**Exercise instructions:** When you restate the records, do so word for word and omit any picture they contain.

Items from an interface collection
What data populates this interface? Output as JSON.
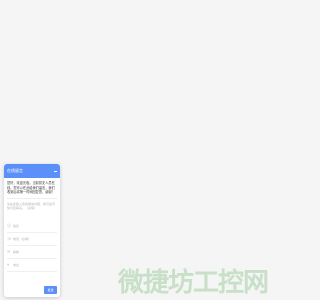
{
  "widget": {
    "title": "在线留言",
    "welcome": "您好，欢迎光临，当前暂无人员在线，您可以在此给我们留言，我们收到后将第一时间回复您，谢谢！",
    "message_placeholder": "请在此输入您的留言内容，我们会尽快与您联系。（必填）",
    "fields": [
      {
        "icon": "user-icon",
        "glyph": "☺",
        "label": "姓名"
      },
      {
        "icon": "phone-icon",
        "glyph": "☏",
        "label": "电话（必填）"
      },
      {
        "icon": "email-icon",
        "glyph": "✉",
        "label": "邮箱"
      },
      {
        "icon": "location-icon",
        "glyph": "⌖",
        "label": "地址"
      }
    ],
    "send_label": "发送"
  },
  "watermark": "微捷坊工控网",
  "colors": {
    "accent": "#5b8ff9",
    "background": "#f5f5f5"
  }
}
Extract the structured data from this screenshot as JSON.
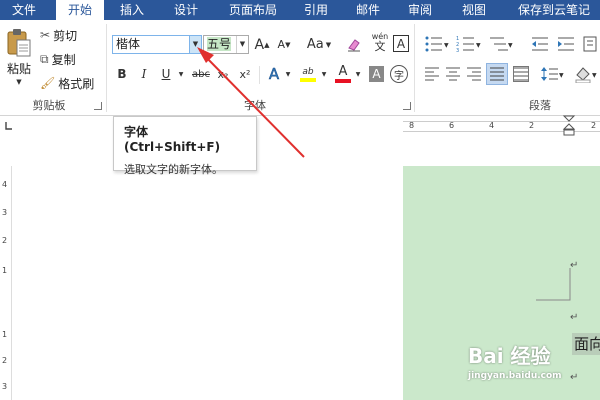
{
  "tabs": [
    "文件",
    "开始",
    "插入",
    "设计",
    "页面布局",
    "引用",
    "邮件",
    "审阅",
    "视图",
    "保存到云笔记"
  ],
  "active_tab": "开始",
  "clipboard": {
    "paste_label": "粘贴",
    "cut_label": "剪切",
    "copy_label": "复制",
    "format_painter_label": "格式刷",
    "group_label": "剪贴板"
  },
  "font": {
    "font_name_value": "楷体",
    "font_size_value": "五号",
    "group_label": "字体",
    "grow_label": "A",
    "shrink_label": "A",
    "case_label": "Aa",
    "bold_label": "B",
    "italic_label": "I",
    "underline_label": "U",
    "strike_label": "abc",
    "subscript_label": "x₂",
    "superscript_label": "x²",
    "text_effect_label": "A",
    "highlight_label": "ab",
    "font_color_label": "A",
    "shading_label": "A",
    "encircle_label": "字",
    "phonetic_label": "wén",
    "phonetic_char": "文",
    "border_label": "A"
  },
  "paragraph": {
    "group_label": "段落"
  },
  "tooltip": {
    "title": "字体 (Ctrl+Shift+F)",
    "description": "选取文字的新字体。"
  },
  "ruler": {
    "h_numbers": [
      "8",
      "6",
      "4",
      "2",
      "2"
    ],
    "v_numbers": [
      "4",
      "3",
      "2",
      "1",
      "1",
      "2",
      "3"
    ]
  },
  "document": {
    "visible_text": "面向"
  },
  "watermark": {
    "main": "Bai 经验",
    "sub": "jingyan.baidu.com"
  },
  "colors": {
    "tab_bar": "#2b579a",
    "page_background": "#cbe8cb",
    "annotation_arrow": "#e0302e",
    "highlight_yellow": "#ffff00",
    "font_color_red": "#e81123"
  }
}
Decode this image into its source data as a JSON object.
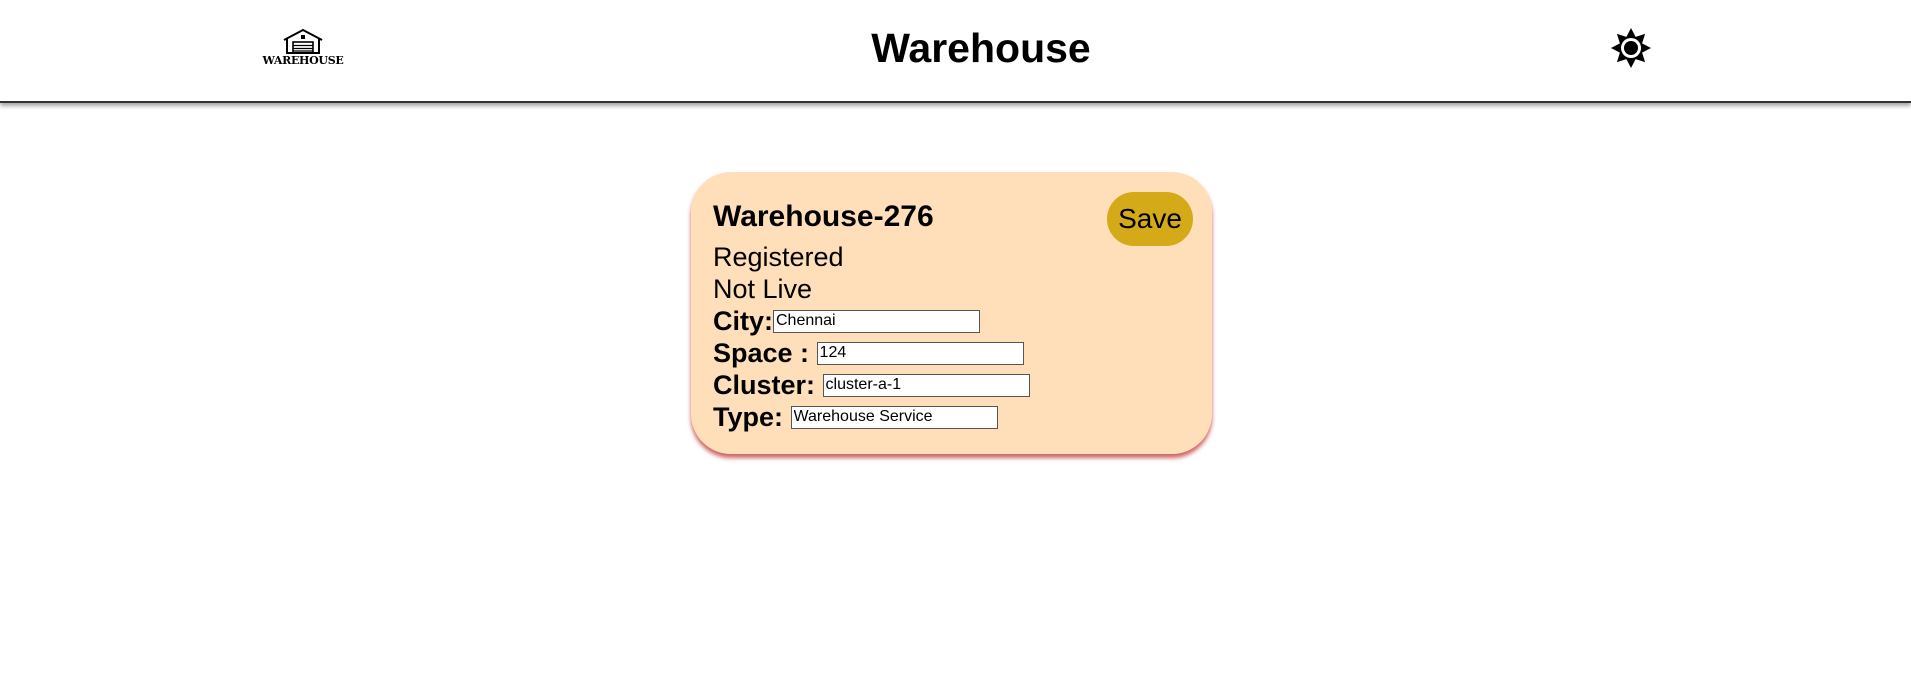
{
  "header": {
    "logo_text": "WAREHOUSE",
    "title": "Warehouse",
    "theme_icon": "sun-icon"
  },
  "card": {
    "title": "Warehouse-276",
    "save_label": "Save",
    "status_registration": "Registered",
    "status_live": "Not Live",
    "fields": {
      "city": {
        "label": "City:",
        "value": "Chennai"
      },
      "space": {
        "label": "Space : ",
        "value": "124"
      },
      "cluster": {
        "label": "Cluster: ",
        "value": "cluster-a-1"
      },
      "type": {
        "label": "Type: ",
        "value": "Warehouse Service"
      }
    }
  },
  "colors": {
    "card_background": "#ffdfb9",
    "save_button": "#d4aa18",
    "card_shadow": "#be3232"
  }
}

**Response for this exercise:**
What data populates this interface? Output as JSON.
{
  "widget": {
    "title": "在线留言",
    "welcome": "您好，欢迎光临，当前暂无人员在线，您可以在此给我们留言，我们收到后将第一时间回复您，谢谢！",
    "message_placeholder": "请在此输入您的留言内容，我们会尽快与您联系。（必填）",
    "fields": [
      {
        "icon": "user-icon",
        "glyph": "☺",
        "label": "姓名"
      },
      {
        "icon": "phone-icon",
        "glyph": "☏",
        "label": "电话（必填）"
      },
      {
        "icon": "email-icon",
        "glyph": "✉",
        "label": "邮箱"
      },
      {
        "icon": "location-icon",
        "glyph": "⌖",
        "label": "地址"
      }
    ],
    "send_label": "发送"
  },
  "watermark": "微捷坊工控网",
  "colors": {
    "accent": "#5b8ff9",
    "background": "#f5f5f5"
  }
}
Extract the structured data from this screenshot as JSON.
{
  "tabs": [
    "文件",
    "开始",
    "插入",
    "设计",
    "页面布局",
    "引用",
    "邮件",
    "审阅",
    "视图",
    "保存到云笔记"
  ],
  "active_tab": "开始",
  "clipboard": {
    "paste_label": "粘贴",
    "cut_label": "剪切",
    "copy_label": "复制",
    "format_painter_label": "格式刷",
    "group_label": "剪贴板"
  },
  "font": {
    "font_name_value": "楷体",
    "font_size_value": "五号",
    "group_label": "字体",
    "grow_label": "A",
    "shrink_label": "A",
    "case_label": "Aa",
    "bold_label": "B",
    "italic_label": "I",
    "underline_label": "U",
    "strike_label": "abc",
    "subscript_label": "x₂",
    "superscript_label": "x²",
    "text_effect_label": "A",
    "highlight_label": "ab",
    "font_color_label": "A",
    "shading_label": "A",
    "encircle_label": "字",
    "phonetic_label": "wén",
    "phonetic_char": "文",
    "border_label": "A"
  },
  "paragraph": {
    "group_label": "段落"
  },
  "tooltip": {
    "title": "字体 (Ctrl+Shift+F)",
    "description": "选取文字的新字体。"
  },
  "ruler": {
    "h_numbers": [
      "8",
      "6",
      "4",
      "2",
      "2"
    ],
    "v_numbers": [
      "4",
      "3",
      "2",
      "1",
      "1",
      "2",
      "3"
    ]
  },
  "document": {
    "visible_text": "面向"
  },
  "watermark": {
    "main": "Bai 经验",
    "sub": "jingyan.baidu.com"
  },
  "colors": {
    "tab_bar": "#2b579a",
    "page_background": "#cbe8cb",
    "annotation_arrow": "#e0302e",
    "highlight_yellow": "#ffff00",
    "font_color_red": "#e81123"
  }
}
Decode this image into its source data as a JSON object.
{
  "header": {
    "logo_text": "WAREHOUSE",
    "title": "Warehouse",
    "theme_icon": "sun-icon"
  },
  "card": {
    "title": "Warehouse-276",
    "save_label": "Save",
    "status_registration": "Registered",
    "status_live": "Not Live",
    "fields": {
      "city": {
        "label": "City:",
        "value": "Chennai"
      },
      "space": {
        "label": "Space : ",
        "value": "124"
      },
      "cluster": {
        "label": "Cluster: ",
        "value": "cluster-a-1"
      },
      "type": {
        "label": "Type: ",
        "value": "Warehouse Service"
      }
    }
  },
  "colors": {
    "card_background": "#ffdfb9",
    "save_button": "#d4aa18",
    "card_shadow": "#be3232"
  }
}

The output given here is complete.